I'll start with my conclusion.
Laura didn’t explicitly say this, but what I took from her talk was that you should try to put yourself inside the head of a single real user who isn’t you. Gather the evidence of what they do but then use your imagination to re-live their experience.
You can use your left brain and right brain to gain insights from data. There’s art in among the science.
There are so many tools to use to gather and analyse data that many people are turned off and just don’t engage in the process of gathering data or analysing it with purpose.
How to take the first step
So how do we get started? Especially in the case of startup apps and new websites where we have very few users to start with.
Well, there’s data that we can use from zooming in on just one user. We don’t need to aggregate massive quantities of user data to gain useful insights.
Some accessible tools which we can use to do that are:
- Google Analytics for websites
- Google Firebase for mobile apps
- Fullstory for e-commerce websites
These tools now lean towards gathering ‘event’ data rather than page views or clicks. They are, therefore, better at helping you visualise how people behave on your website in greater detail than the broad strokes of which pages they visit and which links they click.
So the tools are there and are getting more useful and easier to use but what next?
You need a plan of what to measure. To help decide what that should be you should plot a map of the person’s journey through your website or app. Then you can decide where to focus.
Check out Google's HEART framework as a good method to organise your thoughts.
For example on our Rubadub app project a goal/signal/metric set might be:
|Goal →||Signal →||Metric|
|Task success||Save a record on Rubadub app||Record is saved|
What we’re doing here is clarifying our goal first, stating what we think signifies when a person has achieved that goal and then defining the metric that we will track in our tool.
In this case, we’ll need to add some tracking code to the app to record an event when the person taps the ‘save’ button on a record in the Rubadub app. We’ll then be able to track that in Firebase.
This approach is good for gaining quantitative data (the what of people’s behaviour) but not necessarily the why, the qualitative data. For that, we need to talk to people which we can do with short surveys. Even if it’s just asking someone a basic in-context question like “is this page useful?”. If they say “no” then you can take it further and ask why.
Using the data
Once we’ve got metrics planned and data coming in to review, how can they be used?
Here are some go-to techniques.
Chart the data as a funnel to see where people are falling off or giving up
A funnel chart shows the number of people who completed each step in a journey.
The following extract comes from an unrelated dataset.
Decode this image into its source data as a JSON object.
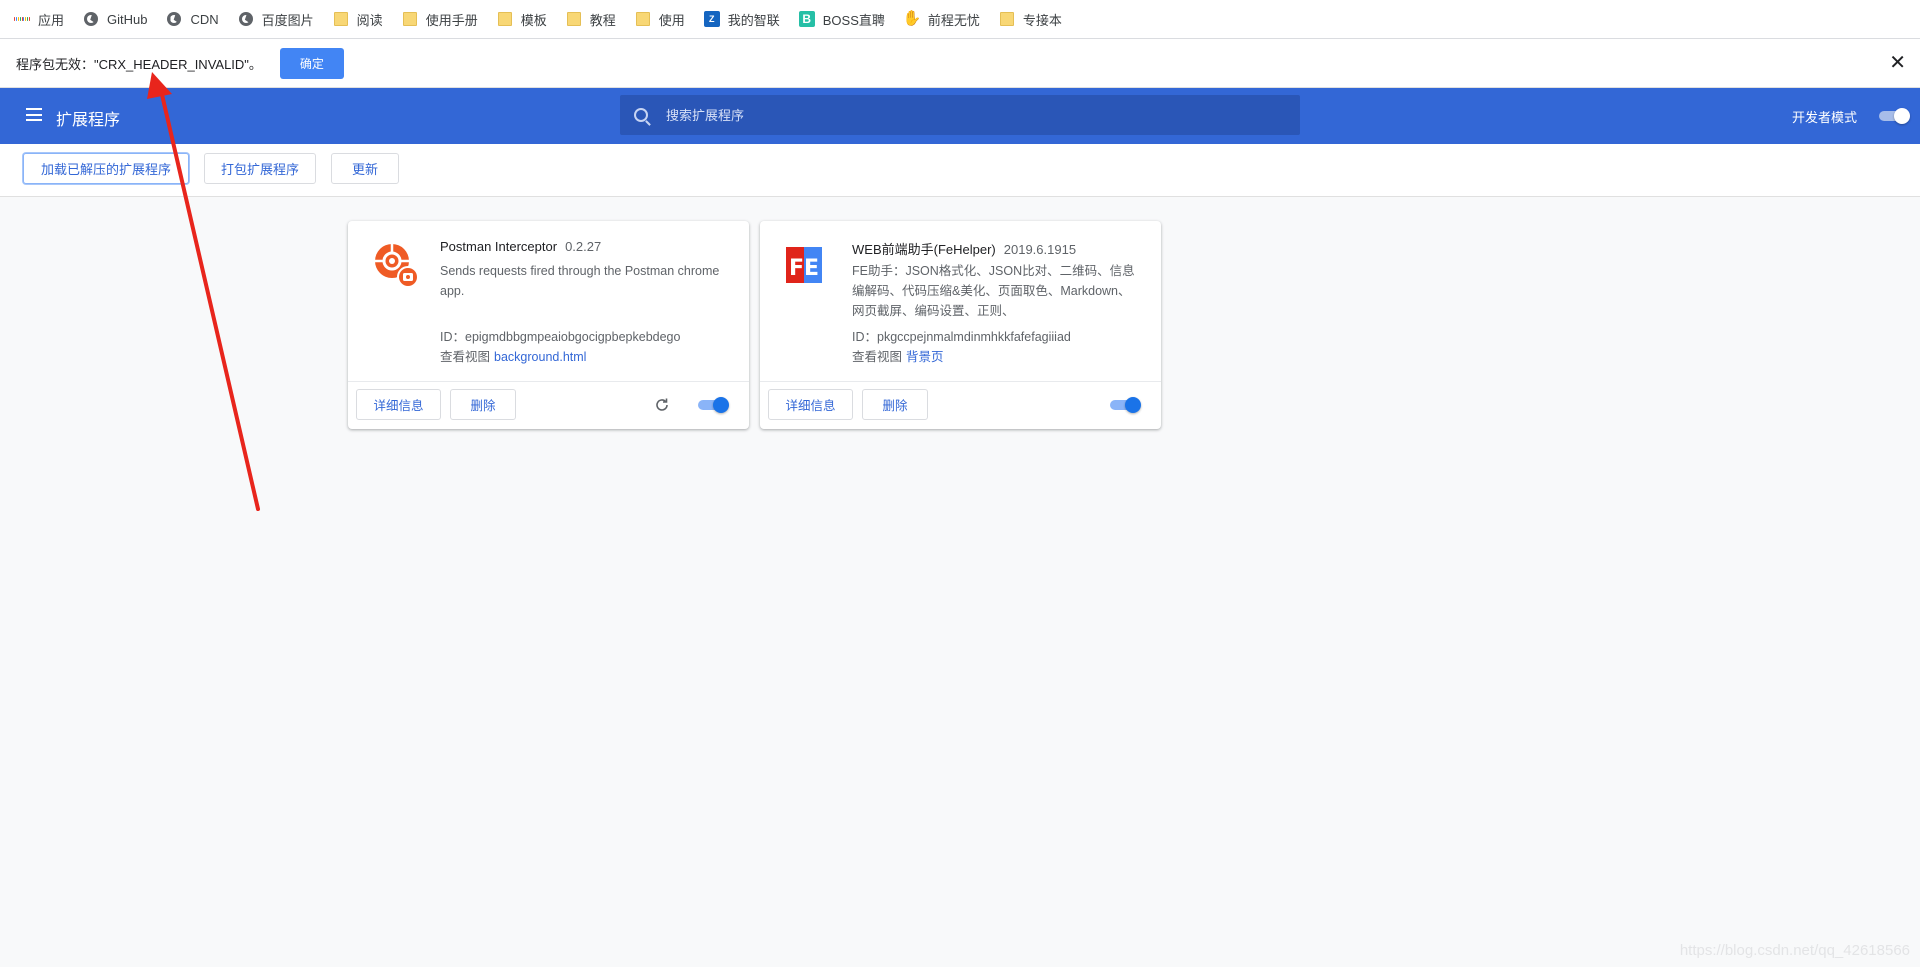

Here are a couple of examples that show the kind of data that reflect a system that's working normally and one which might have a problem.
This feeds back into the planning stage. If you set out the person’s journey and want to use a funnel analysis to see where people drop off then you need to make sure you’re tracking the events that make up that journey.
Use A/B testing to make predictions about proposed changes
In this case, once we are able to measure a certain metric then we can test a proposed feature or layout change on a fraction of the people using the website to be able to predict its impact if it were introduced across the whole site.
If you want to try an A/B test then it stands to reason that you need to be measuring what was happening before you introduce the variable journey. You can then continue to measure the control group.
A/B testing doesn’t have to be run across massive levels of data. Use the sample size calculator to get a handle on whether or not the stats you would generate are meaningful. And pick small but realistic factors to test against a control.
How do you really use these new-found techniques?
So how do you get everyone on the project to buy into the process of gathering metrics and trying to influence them? Try to make it fun. You can get people who are invested in a website to bet on the changes in metrics to try to make it a shared experience and a shared responsibility.
You can use dashboards to highlight user data but be careful to not create meaningless screens full of widgets. Decide as a team what is important and build dashboards that centre on the metrics that matter to the people using the website. Use this as a chance to reinforce the team’s commitment to caring about the people who use the website or app.
But remember, no-one likes a creep
The most important factor to keep in mind when working with data is to be very careful about how you collect it. And don’t be scared to delete data that you don’t need.